|tom panzarella on Sun, 22 Apr 2001 18:43:14 -0400|
As far as another JRE besides IBM's and Blackdown's you can get Sun's. Here is a link to the full on Java SDK from Javasoft's website: http://java.sun.com/j2se/1.3/download-linux.html
This includes a Java Runtime Environment as well as all of the developer tools that you need to have in order to write Java applications. (You probably saw on a thread we had going last week that a few of us have experienced Sun's JDK not working on the new Red Hat 7.1 distribution ... this is actually noted in the distro's RELEASE NOTES ... IBM's did work ... I prefer to use Sun's which is why I'm sticking with RH6.2 for now but that's not the point of this thread...)
As far as getting the source to the JRE class files, you officially can't get it (as far as I know) but there is a really slick Java decompiler that you can get for free called JAD (JAva Decompiler):
So here is an expample of getting to source code to one of the "official" Java classes (I'm not too sure of what your mileage is with Java so, I'm sorry if this seems too elementary ... I will assume nothing):
Assume your JDK is installed in /usr/local/jdk1.3 ...
The Java runtime class files are kept in a JAR (Java ARchive) file located in /usr/local/jdk1.3/jre/lib/rt.jar. Jar files are very similar to Unix tar files, and the JDK comes with a tool called "jar" (located in /usr/local/jdk1.3/bin/ ... I recommend you put this directory in your $PATH environment variable). In a nutshell, the jar tool is used to create .jar files as well as extract files from a jar. So I'd recommend copying /usr/local/jdk1.3/jre/lib/rt.jar to ~/java_temp/ (or some other appropriate directory you can play around in). Then use the jar tool to extract the .class files from the jar:
[you@yourhost java_temp]$ jar xvf rt.jar
Once you do this, the directory structure that is created will reflect the directory structure of the packages that the java .class files are located in. So for example assume you wanted to look at the source code for Sun's implementation of a UnixFileSystem object -- the UnixFileSystem.class is located in the package "java.io", so change to that directory:
[you@yourhost java_temp]$ cd java/io/ [you@yourhost io]$ pwd /home/you/java_temp/java/io [you@yourhost io]$

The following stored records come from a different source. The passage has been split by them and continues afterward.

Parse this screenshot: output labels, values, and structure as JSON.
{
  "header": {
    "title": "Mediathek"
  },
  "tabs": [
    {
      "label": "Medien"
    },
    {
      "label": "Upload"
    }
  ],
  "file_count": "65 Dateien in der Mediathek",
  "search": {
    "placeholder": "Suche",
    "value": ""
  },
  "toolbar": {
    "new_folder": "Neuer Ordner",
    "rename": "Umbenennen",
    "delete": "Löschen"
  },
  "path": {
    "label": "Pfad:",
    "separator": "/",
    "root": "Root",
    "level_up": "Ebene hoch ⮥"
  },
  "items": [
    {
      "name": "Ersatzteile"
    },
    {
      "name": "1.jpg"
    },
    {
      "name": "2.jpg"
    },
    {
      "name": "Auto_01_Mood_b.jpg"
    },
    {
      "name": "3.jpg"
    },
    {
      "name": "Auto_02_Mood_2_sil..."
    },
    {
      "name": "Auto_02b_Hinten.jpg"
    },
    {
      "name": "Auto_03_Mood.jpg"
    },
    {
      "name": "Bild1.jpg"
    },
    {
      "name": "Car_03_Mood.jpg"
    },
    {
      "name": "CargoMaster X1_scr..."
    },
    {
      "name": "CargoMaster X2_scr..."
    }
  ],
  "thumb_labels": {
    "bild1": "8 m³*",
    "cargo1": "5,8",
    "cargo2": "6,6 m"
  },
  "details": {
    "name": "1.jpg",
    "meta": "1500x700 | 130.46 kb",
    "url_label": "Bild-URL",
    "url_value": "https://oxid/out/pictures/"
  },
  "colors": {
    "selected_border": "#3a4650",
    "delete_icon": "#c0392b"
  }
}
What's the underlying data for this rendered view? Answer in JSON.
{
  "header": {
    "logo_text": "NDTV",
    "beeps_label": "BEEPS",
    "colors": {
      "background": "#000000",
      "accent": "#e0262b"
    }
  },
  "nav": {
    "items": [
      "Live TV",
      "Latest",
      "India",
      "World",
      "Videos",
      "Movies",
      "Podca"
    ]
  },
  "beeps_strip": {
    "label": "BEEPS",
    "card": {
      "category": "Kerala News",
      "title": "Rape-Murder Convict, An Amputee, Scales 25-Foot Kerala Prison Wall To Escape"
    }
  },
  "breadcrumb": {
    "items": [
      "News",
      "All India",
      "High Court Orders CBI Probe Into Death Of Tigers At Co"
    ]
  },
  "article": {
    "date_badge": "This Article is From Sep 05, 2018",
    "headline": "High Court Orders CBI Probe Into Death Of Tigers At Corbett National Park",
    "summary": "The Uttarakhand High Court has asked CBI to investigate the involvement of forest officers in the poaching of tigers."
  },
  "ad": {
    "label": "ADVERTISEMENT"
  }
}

Now in that directory are all of the classes that live in the java.io package. So lets get the source to UnixFileSystem.class using jad:

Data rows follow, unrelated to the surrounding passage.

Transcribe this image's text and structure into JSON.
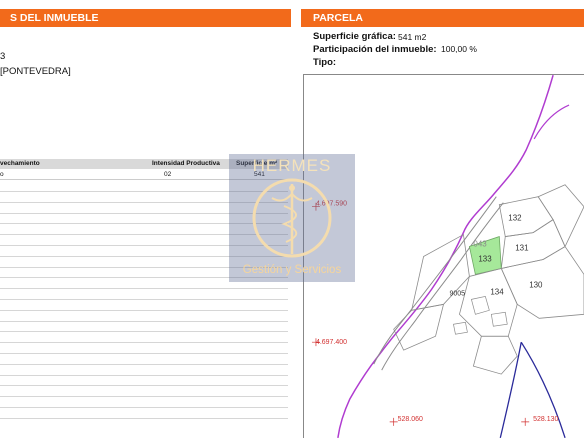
{
  "left_panel": {
    "header": "S DEL INMUEBLE",
    "fragment_number": "3",
    "fragment_province": "[PONTEVEDRA]"
  },
  "table": {
    "headers": [
      "vechamiento",
      "Intensidad Productiva",
      "Superficie m²"
    ],
    "rows": [
      {
        "col_a": "o",
        "col_b": "02",
        "col_c": "541"
      }
    ]
  },
  "right_panel": {
    "header": "PARCELA",
    "superficie_label": "Superficie gráfica:",
    "superficie_value": "541 m2",
    "participacion_label": "Participación del inmueble:",
    "participacion_value": "100,00 %",
    "tipo_label": "Tipo:"
  },
  "map": {
    "coord_y_top": "4.697.590",
    "coord_y_bottom": "4.697.400",
    "coord_x_left": "528.060",
    "coord_x_right": "528.130",
    "highlight_code": "043",
    "parcels": [
      "132",
      "131",
      "133",
      "130",
      "134",
      "9005"
    ],
    "colors": {
      "boundary": "#b03cd0",
      "highlight_fill": "#a6e89a",
      "blue_line": "#2a2a9a",
      "coord_text": "#d23030"
    }
  },
  "watermark": {
    "top_text": "HERMES",
    "bottom_text": "Gestión y Servicios"
  }
}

[you@yourhost io]$ jad -p UnixFileSystem.class > UnixFileSystem.java
I would recommend putting the jad binary somewhere in your $PATH (I have mine in /usr/local/bin). The "-p" flag tells jad to send output to STDOUT which I'm just redirecting to a java source file. Now you have the source to Sun's implementation of a UnixFileSystem object! Definitely read the notes on the Jad website if you are going to use it for anything *real*. Last I looked hard at the jad website (which was a long time ago) it had said that jad had a hard time handling anonymouns inner classes which is something that is very typically used in writing event handlers for GUI applications using the JFC (Swing classes).
In a nutshell, I'd personally recommend using Sun's Java implementation (for no other reason than personal preference). And to play around with looking at other people's Java source code, "jad" can be a handy little tool at times. I hope this helps.
So the other day I wanted to play some Java games in Konqueror. I'd heard of Blackdown before (used it to run Oracle's OUI), so I downloaded it and installed it. Then I realized that I didn't see source on their web site or their ftp site. I went looking around, on Freshmeat and such, and the only other JRE I found was IBM's (and I don't think you can get the source to that one, either).
-- C-x C-c